Only the count is expected: the number of lines below that contain "Contact".

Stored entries
==================================================

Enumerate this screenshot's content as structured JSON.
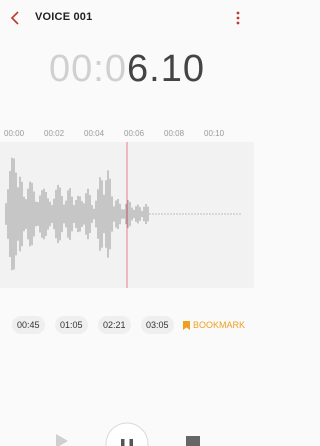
{
  "header": {
    "title": "VOICE 001",
    "back_icon": "chevron-left-icon",
    "menu_icon": "more-vertical-icon",
    "accent": "#c0392b"
  },
  "timer": {
    "elapsed_dim": "00:0",
    "elapsed_lit": "6.10"
  },
  "ruler": {
    "labels": [
      "00:00",
      "00:02",
      "00:04",
      "00:06",
      "00:08",
      "00:10"
    ]
  },
  "waveform": {
    "playhead_color": "#e57f93",
    "bar_color": "#9a9a9a"
  },
  "bookmarks": {
    "times": [
      "00:45",
      "01:05",
      "02:21",
      "03:05"
    ],
    "add_label": "BOOKMARK",
    "add_icon": "bookmark-icon",
    "accent": "#f0a020"
  },
  "controls": {
    "play_icon": "play-icon",
    "pause_icon": "pause-icon",
    "stop_icon": "stop-icon"
  }
}
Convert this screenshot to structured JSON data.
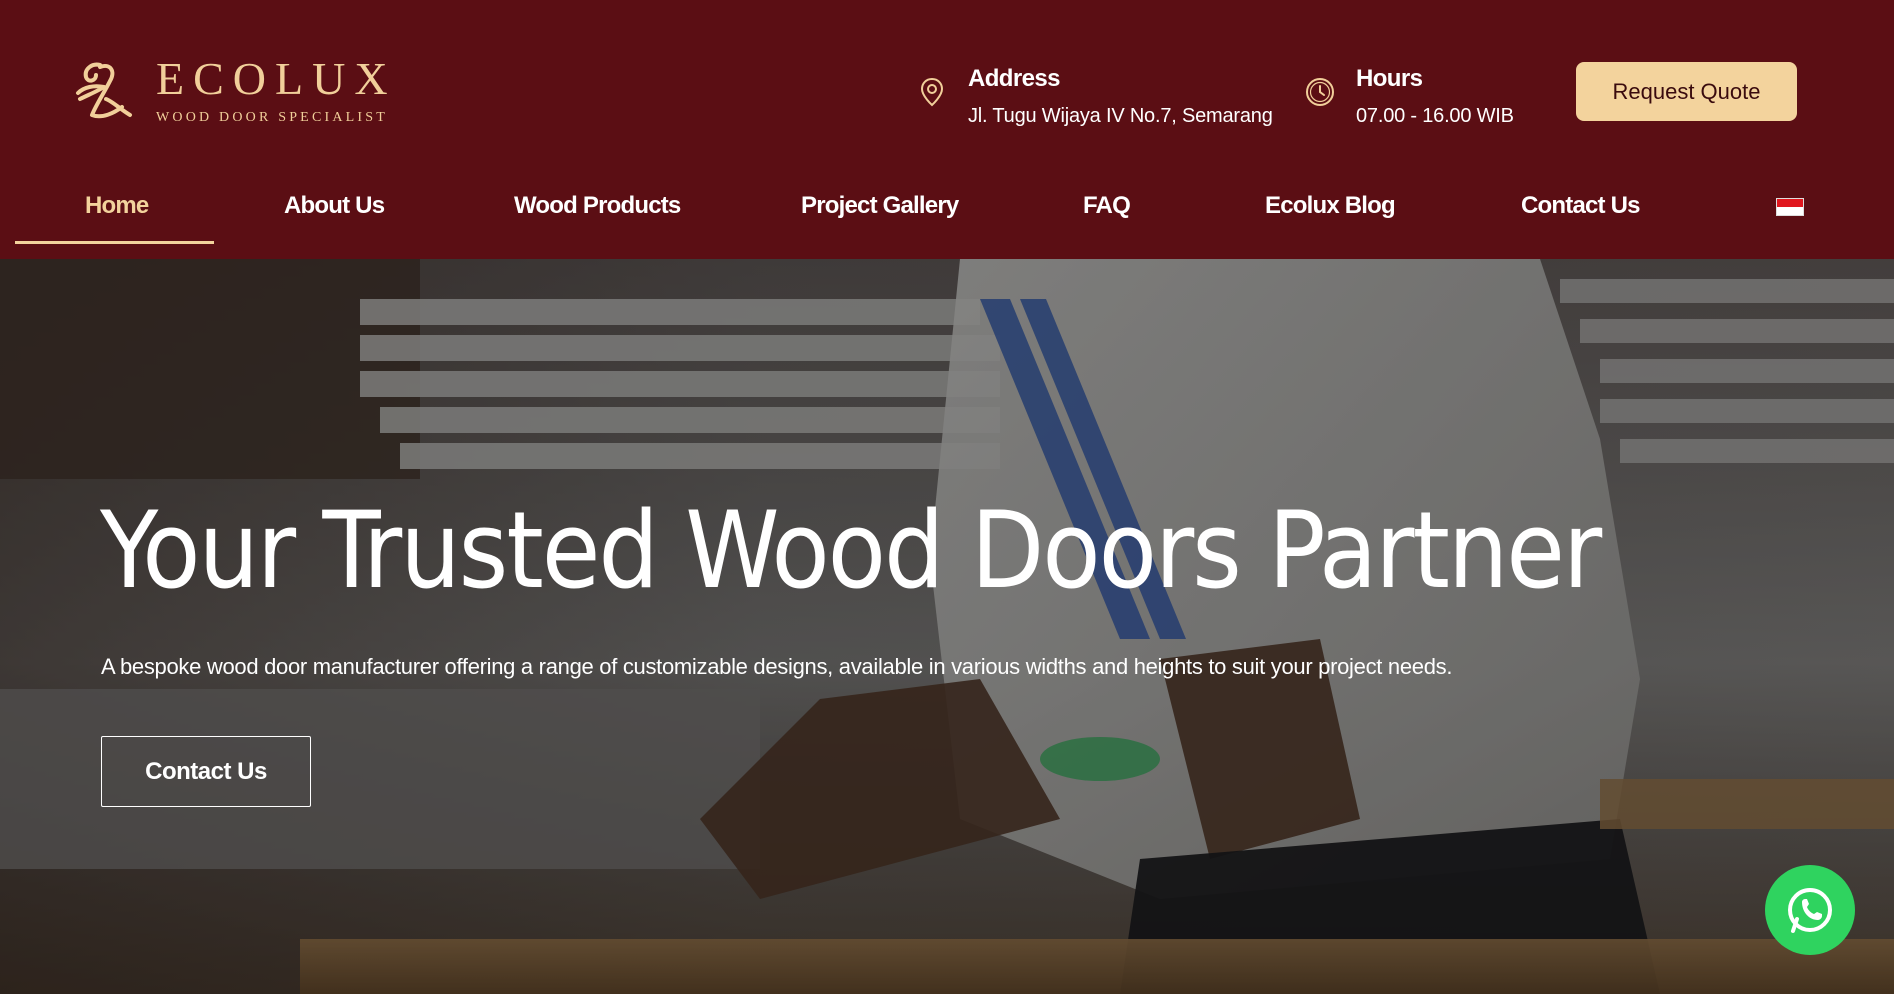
{
  "brand": {
    "name": "ECOLUX",
    "tagline": "WOOD DOOR SPECIALIST",
    "logo_icon": "ecolux-monogram-icon"
  },
  "header": {
    "address": {
      "icon": "location-pin-icon",
      "title": "Address",
      "value": "Jl. Tugu Wijaya IV No.7, Semarang"
    },
    "hours": {
      "icon": "clock-icon",
      "title": "Hours",
      "value": "07.00 - 16.00 WIB"
    },
    "cta_label": "Request Quote"
  },
  "nav": {
    "items": [
      {
        "label": "Home",
        "active": true
      },
      {
        "label": "About Us"
      },
      {
        "label": "Wood Products"
      },
      {
        "label": "Project Gallery"
      },
      {
        "label": "FAQ"
      },
      {
        "label": "Ecolux Blog"
      },
      {
        "label": "Contact Us"
      }
    ],
    "language_flag": "indonesia-flag-icon"
  },
  "hero": {
    "title": "Your Trusted Wood Doors Partner",
    "subtitle": "A bespoke wood door manufacturer offering a range of customizable designs, available in various widths and heights to suit your project needs.",
    "button_label": "Contact Us"
  },
  "floating": {
    "whatsapp_icon": "whatsapp-icon"
  },
  "colors": {
    "header_bg": "#5b0e14",
    "accent": "#f3d39d",
    "whatsapp": "#2fd35f"
  }
}
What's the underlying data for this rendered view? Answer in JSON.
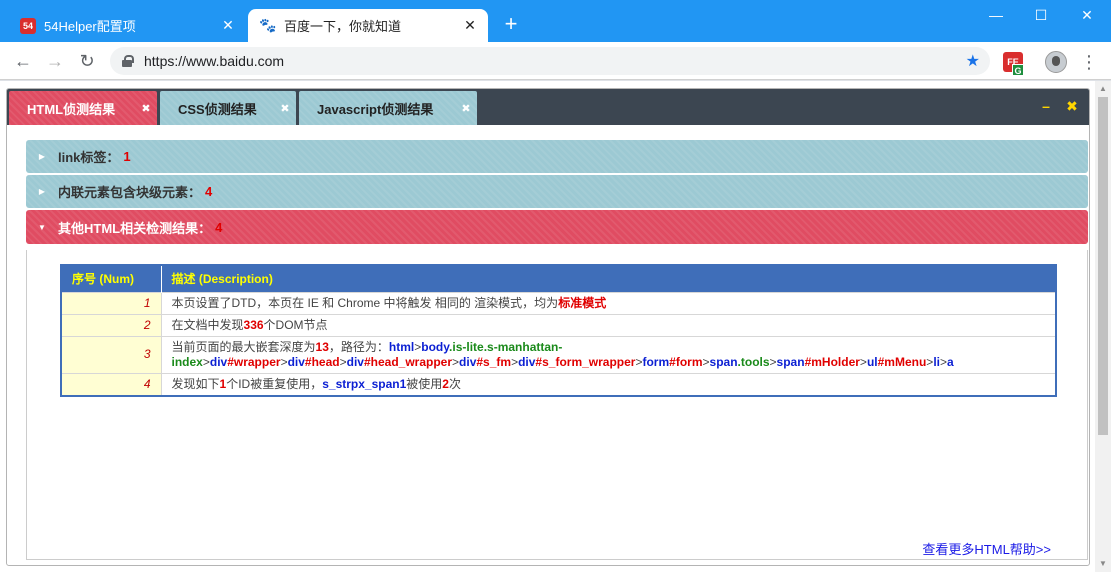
{
  "browser": {
    "tabs": [
      {
        "label": "54Helper配置项",
        "favicon": "54"
      },
      {
        "label": "百度一下，你就知道",
        "favicon": "🐾"
      }
    ],
    "new_tab": "+",
    "window_controls": [
      "—",
      "☐",
      "✕"
    ],
    "url": "https://www.baidu.com",
    "extension_badge": "G"
  },
  "panel": {
    "tabs": [
      {
        "label": "HTML侦测结果",
        "close": "✖"
      },
      {
        "label": "CSS侦测结果",
        "close": "✖"
      },
      {
        "label": "Javascript侦测结果",
        "close": "✖"
      }
    ],
    "minimize": "–",
    "close": "✖"
  },
  "accordion": [
    {
      "label": "link标签：",
      "count": "1"
    },
    {
      "label": "内联元素包含块级元素：",
      "count": "4"
    },
    {
      "label": "其他HTML相关检测结果：",
      "count": "4"
    }
  ],
  "table": {
    "headers": [
      "序号 (Num)",
      "描述 (Description)"
    ],
    "rows": [
      {
        "num": "1",
        "parts": [
          {
            "t": "本页设置了DTD，本页在 IE 和 Chrome 中将触发 相同的 渲染模式，均为",
            "c": ""
          },
          {
            "t": "标准模式",
            "c": "red"
          }
        ]
      },
      {
        "num": "2",
        "parts": [
          {
            "t": "在文档中发现",
            "c": ""
          },
          {
            "t": "336",
            "c": "red"
          },
          {
            "t": "个DOM节点",
            "c": ""
          }
        ]
      },
      {
        "num": "3",
        "parts": [
          {
            "t": "当前页面的最大嵌套深度为",
            "c": ""
          },
          {
            "t": "13",
            "c": "red"
          },
          {
            "t": "，路径为：",
            "c": ""
          },
          {
            "t": "html",
            "c": "blue"
          },
          {
            "t": ">",
            "c": ""
          },
          {
            "t": "body",
            "c": "blue"
          },
          {
            "t": ".is-lite.s-manhattan-index",
            "c": "green"
          },
          {
            "t": ">",
            "c": ""
          },
          {
            "t": "div",
            "c": "blue"
          },
          {
            "t": "#wrapper",
            "c": "red"
          },
          {
            "t": ">",
            "c": ""
          },
          {
            "t": "div",
            "c": "blue"
          },
          {
            "t": "#head",
            "c": "red"
          },
          {
            "t": ">",
            "c": ""
          },
          {
            "t": "div",
            "c": "blue"
          },
          {
            "t": "#head_wrapper",
            "c": "red"
          },
          {
            "t": ">",
            "c": ""
          },
          {
            "t": "div",
            "c": "blue"
          },
          {
            "t": "#s_fm",
            "c": "red"
          },
          {
            "t": ">",
            "c": ""
          },
          {
            "t": "div",
            "c": "blue"
          },
          {
            "t": "#s_form_wrapper",
            "c": "red"
          },
          {
            "t": ">",
            "c": ""
          },
          {
            "t": "form",
            "c": "blue"
          },
          {
            "t": "#form",
            "c": "red"
          },
          {
            "t": ">",
            "c": ""
          },
          {
            "t": "span",
            "c": "blue"
          },
          {
            "t": ".tools",
            "c": "green"
          },
          {
            "t": ">",
            "c": ""
          },
          {
            "t": "span",
            "c": "blue"
          },
          {
            "t": "#mHolder",
            "c": "red"
          },
          {
            "t": ">",
            "c": ""
          },
          {
            "t": "ul",
            "c": "blue"
          },
          {
            "t": "#mMenu",
            "c": "red"
          },
          {
            "t": ">",
            "c": ""
          },
          {
            "t": "li",
            "c": "blue"
          },
          {
            "t": ">",
            "c": ""
          },
          {
            "t": "a",
            "c": "blue"
          }
        ]
      },
      {
        "num": "4",
        "parts": [
          {
            "t": "发现如下",
            "c": ""
          },
          {
            "t": "1",
            "c": "red"
          },
          {
            "t": "个ID被重复使用，",
            "c": ""
          },
          {
            "t": "s_strpx_span1",
            "c": "blue"
          },
          {
            "t": "被使用",
            "c": ""
          },
          {
            "t": "2",
            "c": "red"
          },
          {
            "t": "次",
            "c": ""
          }
        ]
      }
    ]
  },
  "help_link": "查看更多HTML帮助>>",
  "colors": {
    "chrome_blue": "#2196f3",
    "panel_dark": "#3c4651",
    "tab_active": "#e04c62",
    "tab_inactive": "#9cc9d3",
    "table_header": "#3f6eb9",
    "header_text": "#ffff00"
  }
}
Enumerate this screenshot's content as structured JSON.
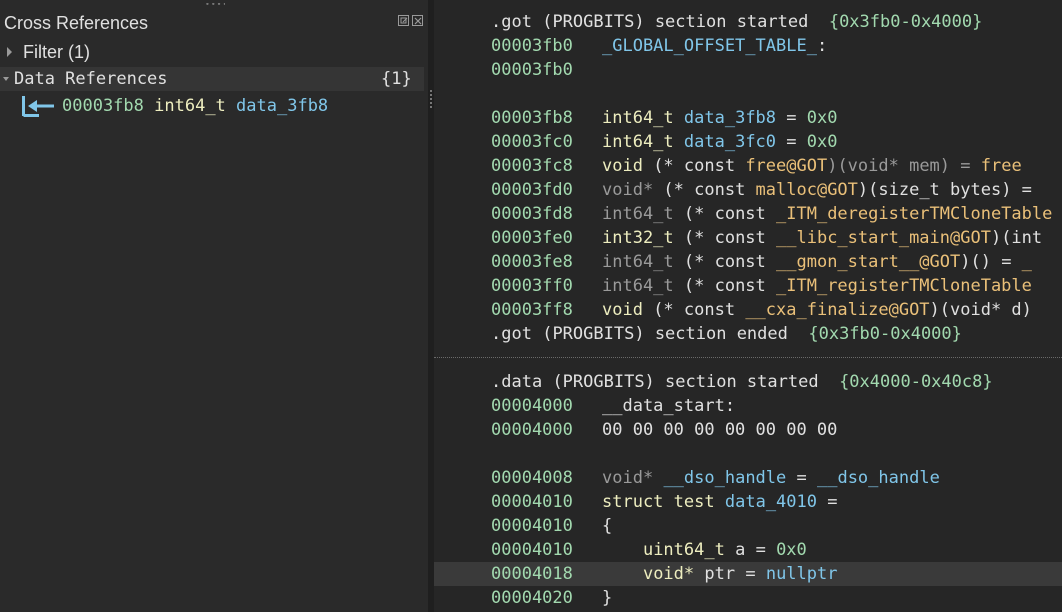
{
  "colors": {
    "background": "#262626",
    "panel": "#2a2a2a",
    "header_row": "#353535",
    "highlight_row": "#3a3a3a",
    "address": "#a2d9af",
    "symbol": "#80c6e9",
    "function": "#eac079",
    "type": "#ededbf",
    "text": "#e0e0e0",
    "dim": "#9a9a9a"
  },
  "xref": {
    "title": "Cross References",
    "detach_icon": "detach-icon",
    "close_icon": "close-icon",
    "filter_label": "Filter (1)",
    "data_refs_label": "Data References",
    "data_refs_count": "{1}",
    "item": {
      "icon": "data-reference-arrow-icon",
      "address": "00003fb8",
      "type": "int64_t",
      "name": "data_3fb8"
    }
  },
  "linear_view": {
    "got_start": {
      "name": ".got",
      "kind": "(PROGBITS)",
      "text": "section started",
      "range": "{0x3fb0-0x4000}"
    },
    "got_label": {
      "address": "00003fb0",
      "label": "_GLOBAL_OFFSET_TABLE_",
      "colon": ":"
    },
    "got_empty_address": "00003fb0",
    "got_entries": [
      {
        "address": "00003fb8",
        "type": "int64_t",
        "op": " ",
        "name": "data_3fb8",
        "rest": " = ",
        "value": "0x0"
      },
      {
        "address": "00003fc0",
        "type": "int64_t",
        "op": " ",
        "name": "data_3fc0",
        "rest": " = ",
        "value": "0x0"
      },
      {
        "address": "00003fc8",
        "type": "void",
        "op": " (* const ",
        "name": "free@GOT",
        "rest": ")(void* mem) = ",
        "value": "free"
      },
      {
        "address": "00003fd0",
        "type": "void*",
        "op": " (* const ",
        "name": "malloc@GOT",
        "rest": ")(size_t bytes) = ",
        "value": ""
      },
      {
        "address": "00003fd8",
        "type": "int64_t",
        "op": " (* const ",
        "name": "_ITM_deregisterTMCloneTable",
        "rest": "",
        "value": ""
      },
      {
        "address": "00003fe0",
        "type": "int32_t",
        "op": " (* const ",
        "name": "__libc_start_main@GOT",
        "rest": ")(int",
        "value": ""
      },
      {
        "address": "00003fe8",
        "type": "int64_t",
        "op": " (* const ",
        "name": "__gmon_start__@GOT",
        "rest": ")() = ",
        "value": "_"
      },
      {
        "address": "00003ff0",
        "type": "int64_t",
        "op": " (* const ",
        "name": "_ITM_registerTMCloneTable",
        "rest": "",
        "value": ""
      },
      {
        "address": "00003ff8",
        "type": "void",
        "op": " (* const ",
        "name": "__cxa_finalize@GOT",
        "rest": ")(void* d)",
        "value": ""
      }
    ],
    "got_end": {
      "name": ".got",
      "kind": "(PROGBITS)",
      "text": "section ended",
      "range": "{0x3fb0-0x4000}"
    },
    "data_start": {
      "name": ".data",
      "kind": "(PROGBITS)",
      "text": "section started",
      "range": "{0x4000-0x40c8}"
    },
    "data_label": {
      "address": "00004000",
      "label": "__data_start",
      "colon": ":"
    },
    "data_bytes": {
      "address": "00004000",
      "bytes": "00 00 00 00 00 00 00 00"
    },
    "dso": {
      "address": "00004008",
      "type": "void*",
      "name": "__dso_handle",
      "eq": " = ",
      "value": "__dso_handle"
    },
    "struct_decl": {
      "address": "00004010",
      "kw": "struct",
      "type": "test",
      "name": "data_4010",
      "eq": " ="
    },
    "struct_open": {
      "address": "00004010",
      "brace": "{"
    },
    "field_a": {
      "address": "00004010",
      "type": "uint64_t",
      "name": "a",
      "eq": " = ",
      "value": "0x0"
    },
    "field_ptr": {
      "address": "00004018",
      "type": "void*",
      "name": "ptr",
      "eq": " = ",
      "value": "nullptr"
    },
    "struct_close": {
      "address": "00004020",
      "brace": "}"
    }
  }
}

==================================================

→ **Solution**: 2